## The task
Reproduce the entries that follow exactly, dropping each image.

Dataset rows describing interfaces:

= Beginning of Section =

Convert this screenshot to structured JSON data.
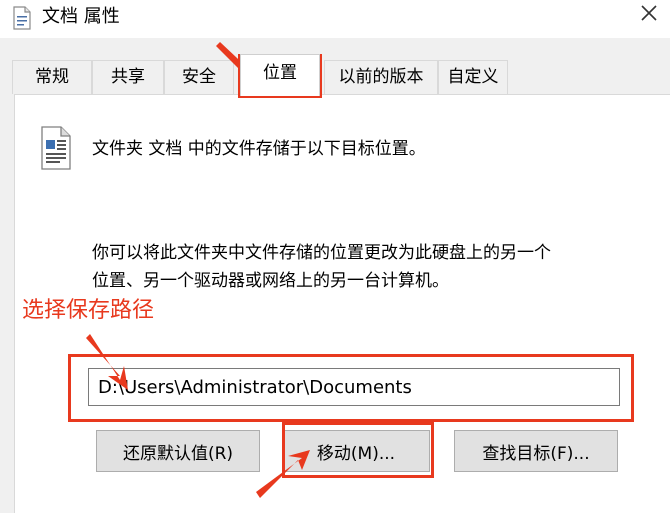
{
  "window": {
    "title": "文档 属性",
    "close_icon": "close-icon",
    "folder_icon": "document-folder-icon"
  },
  "tabs": [
    {
      "label": "常规",
      "active": false
    },
    {
      "label": "共享",
      "active": false
    },
    {
      "label": "安全",
      "active": false
    },
    {
      "label": "位置",
      "active": true
    },
    {
      "label": "以前的版本",
      "active": false
    },
    {
      "label": "自定义",
      "active": false
    }
  ],
  "location": {
    "heading": "文件夹 文档 中的文件存储于以下目标位置。",
    "description_line1": "你可以将此文件夹中文件存储的位置更改为此硬盘上的另一个",
    "description_line2": "位置、另一个驱动器或网络上的另一台计算机。",
    "path_value": "D:\\Users\\Administrator\\Documents"
  },
  "buttons": {
    "restore_default": "还原默认值(R)",
    "move": "移动(M)...",
    "find_target": "查找目标(F)..."
  },
  "annotation": {
    "text": "选择保存路径",
    "color": "#e8391e"
  }
}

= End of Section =

## Task solution
Convert this screenshot to structured JSON data.
{
  "window": {
    "title": "文档 属性",
    "close_icon": "close-icon",
    "folder_icon": "document-folder-icon"
  },
  "tabs": [
    {
      "label": "常规",
      "active": false
    },
    {
      "label": "共享",
      "active": false
    },
    {
      "label": "安全",
      "active": false
    },
    {
      "label": "位置",
      "active": true
    },
    {
      "label": "以前的版本",
      "active": false
    },
    {
      "label": "自定义",
      "active": false
    }
  ],
  "location": {
    "heading": "文件夹 文档 中的文件存储于以下目标位置。",
    "description_line1": "你可以将此文件夹中文件存储的位置更改为此硬盘上的另一个",
    "description_line2": "位置、另一个驱动器或网络上的另一台计算机。",
    "path_value": "D:\\Users\\Administrator\\Documents"
  },
  "buttons": {
    "restore_default": "还原默认值(R)",
    "move": "移动(M)...",
    "find_target": "查找目标(F)..."
  },
  "annotation": {
    "text": "选择保存路径",
    "color": "#e8391e"
  }
}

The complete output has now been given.